### WHAT THE TASK REQUIRES
Find the word "data" in the listing, and copy out each line where it turns up.

### GIVEN ENTRIES
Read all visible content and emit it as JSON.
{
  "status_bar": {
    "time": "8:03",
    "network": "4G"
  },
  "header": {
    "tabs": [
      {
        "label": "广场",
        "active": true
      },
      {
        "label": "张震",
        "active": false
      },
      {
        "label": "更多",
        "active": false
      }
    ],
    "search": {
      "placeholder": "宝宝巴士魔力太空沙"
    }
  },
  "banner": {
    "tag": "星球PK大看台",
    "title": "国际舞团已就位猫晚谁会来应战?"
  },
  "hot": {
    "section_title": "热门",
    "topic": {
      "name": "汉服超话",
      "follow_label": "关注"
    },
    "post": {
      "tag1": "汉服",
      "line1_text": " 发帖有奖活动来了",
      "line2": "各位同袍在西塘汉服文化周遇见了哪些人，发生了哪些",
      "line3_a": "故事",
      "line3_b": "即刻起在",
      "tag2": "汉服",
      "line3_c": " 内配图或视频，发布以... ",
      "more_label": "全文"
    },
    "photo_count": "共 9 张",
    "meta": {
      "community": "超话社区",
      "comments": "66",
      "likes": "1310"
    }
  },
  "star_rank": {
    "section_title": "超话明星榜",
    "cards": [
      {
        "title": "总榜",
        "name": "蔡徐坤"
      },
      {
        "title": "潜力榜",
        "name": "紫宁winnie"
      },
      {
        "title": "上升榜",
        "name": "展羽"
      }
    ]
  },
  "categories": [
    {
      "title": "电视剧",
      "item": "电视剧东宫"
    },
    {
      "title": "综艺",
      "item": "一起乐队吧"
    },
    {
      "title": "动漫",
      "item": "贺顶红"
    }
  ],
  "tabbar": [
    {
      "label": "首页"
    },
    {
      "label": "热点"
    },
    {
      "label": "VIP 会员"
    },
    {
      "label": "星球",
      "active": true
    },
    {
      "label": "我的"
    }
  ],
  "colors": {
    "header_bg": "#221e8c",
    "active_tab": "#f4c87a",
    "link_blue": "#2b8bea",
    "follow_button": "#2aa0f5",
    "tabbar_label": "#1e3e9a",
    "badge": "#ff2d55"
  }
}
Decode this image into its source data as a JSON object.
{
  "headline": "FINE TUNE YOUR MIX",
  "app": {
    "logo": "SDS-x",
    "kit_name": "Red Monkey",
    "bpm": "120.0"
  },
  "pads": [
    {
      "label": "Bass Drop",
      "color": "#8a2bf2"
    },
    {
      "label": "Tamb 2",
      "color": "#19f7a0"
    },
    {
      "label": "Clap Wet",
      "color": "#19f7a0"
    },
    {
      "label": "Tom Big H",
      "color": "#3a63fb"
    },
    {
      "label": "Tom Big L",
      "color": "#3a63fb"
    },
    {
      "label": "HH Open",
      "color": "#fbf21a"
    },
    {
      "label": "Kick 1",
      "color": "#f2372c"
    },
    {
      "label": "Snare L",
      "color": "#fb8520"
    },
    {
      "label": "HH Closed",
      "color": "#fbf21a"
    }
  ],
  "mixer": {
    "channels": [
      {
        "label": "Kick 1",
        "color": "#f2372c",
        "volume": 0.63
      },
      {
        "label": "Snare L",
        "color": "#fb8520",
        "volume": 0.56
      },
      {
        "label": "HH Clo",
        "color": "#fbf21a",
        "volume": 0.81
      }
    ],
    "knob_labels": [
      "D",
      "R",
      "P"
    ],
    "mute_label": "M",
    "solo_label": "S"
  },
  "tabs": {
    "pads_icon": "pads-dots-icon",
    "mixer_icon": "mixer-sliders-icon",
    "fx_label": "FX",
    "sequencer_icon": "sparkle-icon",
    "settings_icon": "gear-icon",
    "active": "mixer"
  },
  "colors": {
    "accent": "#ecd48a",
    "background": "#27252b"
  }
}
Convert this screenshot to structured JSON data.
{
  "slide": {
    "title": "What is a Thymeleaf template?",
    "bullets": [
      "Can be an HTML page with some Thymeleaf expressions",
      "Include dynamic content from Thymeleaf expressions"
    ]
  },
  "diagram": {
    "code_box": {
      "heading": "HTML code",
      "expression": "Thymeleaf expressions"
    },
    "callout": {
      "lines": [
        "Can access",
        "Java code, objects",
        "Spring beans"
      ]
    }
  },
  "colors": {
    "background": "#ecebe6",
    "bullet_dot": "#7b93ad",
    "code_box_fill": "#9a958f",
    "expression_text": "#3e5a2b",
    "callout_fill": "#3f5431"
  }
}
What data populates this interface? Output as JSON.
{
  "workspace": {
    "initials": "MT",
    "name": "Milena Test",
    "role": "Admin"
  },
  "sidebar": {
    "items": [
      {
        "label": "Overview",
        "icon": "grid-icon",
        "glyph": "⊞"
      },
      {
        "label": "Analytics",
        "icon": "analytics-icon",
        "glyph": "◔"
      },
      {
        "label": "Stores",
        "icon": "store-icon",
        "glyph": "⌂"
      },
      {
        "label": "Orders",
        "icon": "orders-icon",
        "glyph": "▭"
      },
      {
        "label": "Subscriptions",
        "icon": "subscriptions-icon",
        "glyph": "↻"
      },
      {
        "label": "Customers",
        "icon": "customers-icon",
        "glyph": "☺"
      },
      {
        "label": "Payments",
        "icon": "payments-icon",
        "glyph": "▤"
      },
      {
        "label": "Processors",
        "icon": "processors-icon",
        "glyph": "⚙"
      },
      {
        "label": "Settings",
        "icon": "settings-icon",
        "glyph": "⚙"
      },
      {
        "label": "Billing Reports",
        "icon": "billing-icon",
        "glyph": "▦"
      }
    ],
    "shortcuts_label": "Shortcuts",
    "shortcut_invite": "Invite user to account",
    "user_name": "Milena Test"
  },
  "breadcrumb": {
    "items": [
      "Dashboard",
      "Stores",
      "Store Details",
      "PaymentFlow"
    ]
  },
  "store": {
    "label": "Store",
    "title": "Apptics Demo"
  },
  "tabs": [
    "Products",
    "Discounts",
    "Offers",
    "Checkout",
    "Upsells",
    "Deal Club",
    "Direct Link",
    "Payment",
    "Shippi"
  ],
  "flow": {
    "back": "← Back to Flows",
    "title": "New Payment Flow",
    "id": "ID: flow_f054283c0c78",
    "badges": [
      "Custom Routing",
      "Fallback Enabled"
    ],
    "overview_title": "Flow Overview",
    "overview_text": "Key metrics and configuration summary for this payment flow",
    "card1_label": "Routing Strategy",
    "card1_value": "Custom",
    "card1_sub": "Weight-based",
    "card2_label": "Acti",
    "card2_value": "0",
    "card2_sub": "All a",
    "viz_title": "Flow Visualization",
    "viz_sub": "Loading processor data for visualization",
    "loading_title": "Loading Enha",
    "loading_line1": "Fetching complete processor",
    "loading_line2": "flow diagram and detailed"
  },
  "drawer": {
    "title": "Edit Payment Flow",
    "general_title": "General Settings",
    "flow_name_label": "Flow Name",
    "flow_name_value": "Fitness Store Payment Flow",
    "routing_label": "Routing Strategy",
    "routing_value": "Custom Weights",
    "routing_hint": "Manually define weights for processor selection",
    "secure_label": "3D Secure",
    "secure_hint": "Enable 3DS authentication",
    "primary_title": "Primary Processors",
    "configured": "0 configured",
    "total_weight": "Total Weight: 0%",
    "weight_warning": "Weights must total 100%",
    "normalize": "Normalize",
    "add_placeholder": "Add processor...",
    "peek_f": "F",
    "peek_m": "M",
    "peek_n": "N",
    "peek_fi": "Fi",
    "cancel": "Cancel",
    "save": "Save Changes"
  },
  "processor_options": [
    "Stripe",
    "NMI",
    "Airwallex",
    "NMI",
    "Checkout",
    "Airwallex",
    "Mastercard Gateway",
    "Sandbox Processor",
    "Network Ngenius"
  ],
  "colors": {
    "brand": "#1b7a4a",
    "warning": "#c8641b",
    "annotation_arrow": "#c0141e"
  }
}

### EXERCISE OUTPUT
Decode this image into its source data as a JSON object.
Convert this screenshot to structured JSON data.
What data populates this interface? Output as JSON.
    "viz_sub": "Loading processor data for visualization",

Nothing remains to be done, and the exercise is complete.